» Work required: The answer should match the entries that follow exactly, except that no image appears in it.

» Recorded data:
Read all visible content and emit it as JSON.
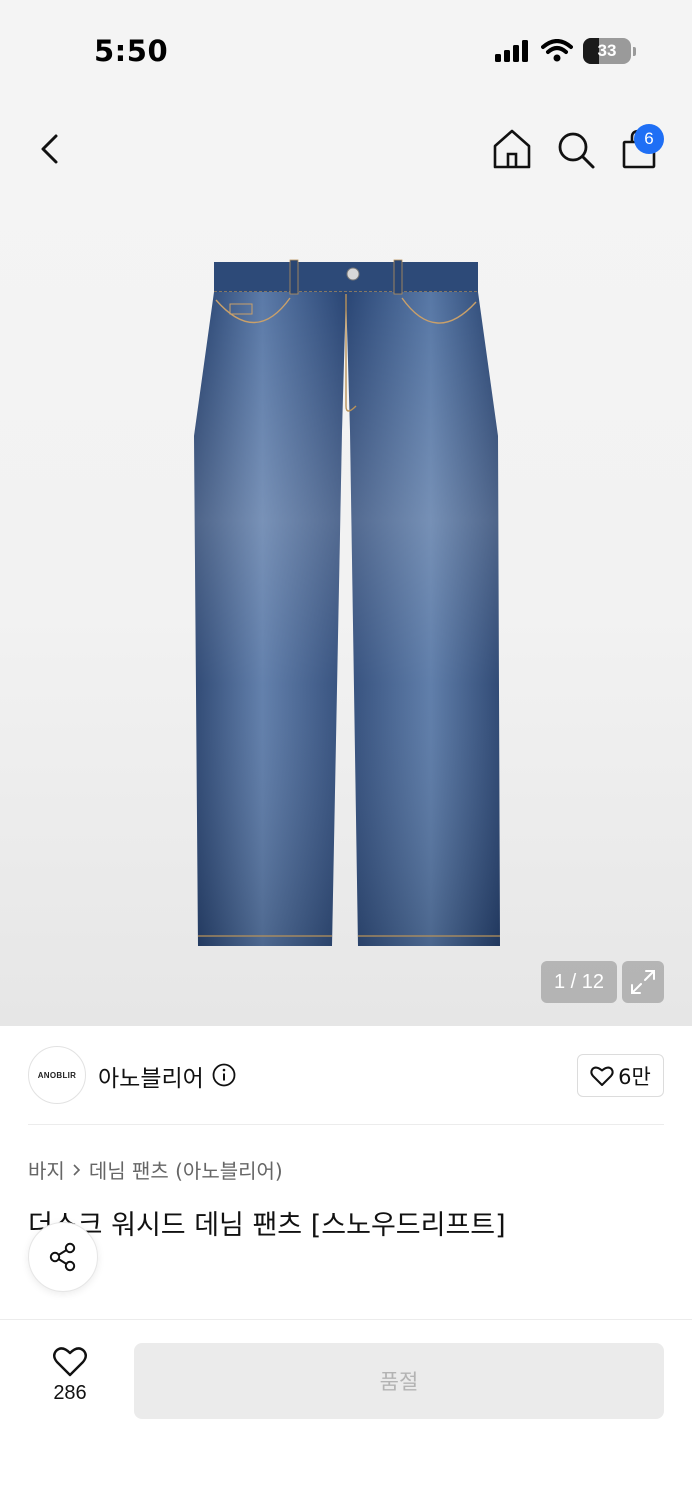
{
  "status_bar": {
    "time": "5:50",
    "battery": "33"
  },
  "header": {
    "cart_count": "6"
  },
  "gallery": {
    "counter": "1 / 12"
  },
  "brand": {
    "logo_text": "ANOBLIR",
    "name": "아노블리어",
    "like_count": "6만"
  },
  "breadcrumb": {
    "category": "바지",
    "subcategory": "데님 팬츠 (아노블리어)"
  },
  "product": {
    "title": "더스크 워시드 데님 팬츠 [스노우드리프트]"
  },
  "bottom": {
    "wish_count": "286",
    "buy_label": "품절"
  },
  "colors": {
    "accent": "#1f6ff5",
    "denim": "#2f4f7f",
    "disabled": "#ebebeb"
  }
}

» Response to the exercise:
Read all visible content and emit it as JSON.
{
  "status_bar": {
    "time": "5:50",
    "battery": "33"
  },
  "header": {
    "cart_count": "6"
  },
  "gallery": {
    "counter": "1 / 12"
  },
  "brand": {
    "logo_text": "ANOBLIR",
    "name": "아노블리어",
    "like_count": "6만"
  },
  "breadcrumb": {
    "category": "바지",
    "subcategory": "데님 팬츠 (아노블리어)"
  },
  "product": {
    "title": "더스크 워시드 데님 팬츠 [스노우드리프트]"
  },
  "bottom": {
    "wish_count": "286",
    "buy_label": "품절"
  },
  "colors": {
    "accent": "#1f6ff5",
    "denim": "#2f4f7f",
    "disabled": "#ebebeb"
  }
}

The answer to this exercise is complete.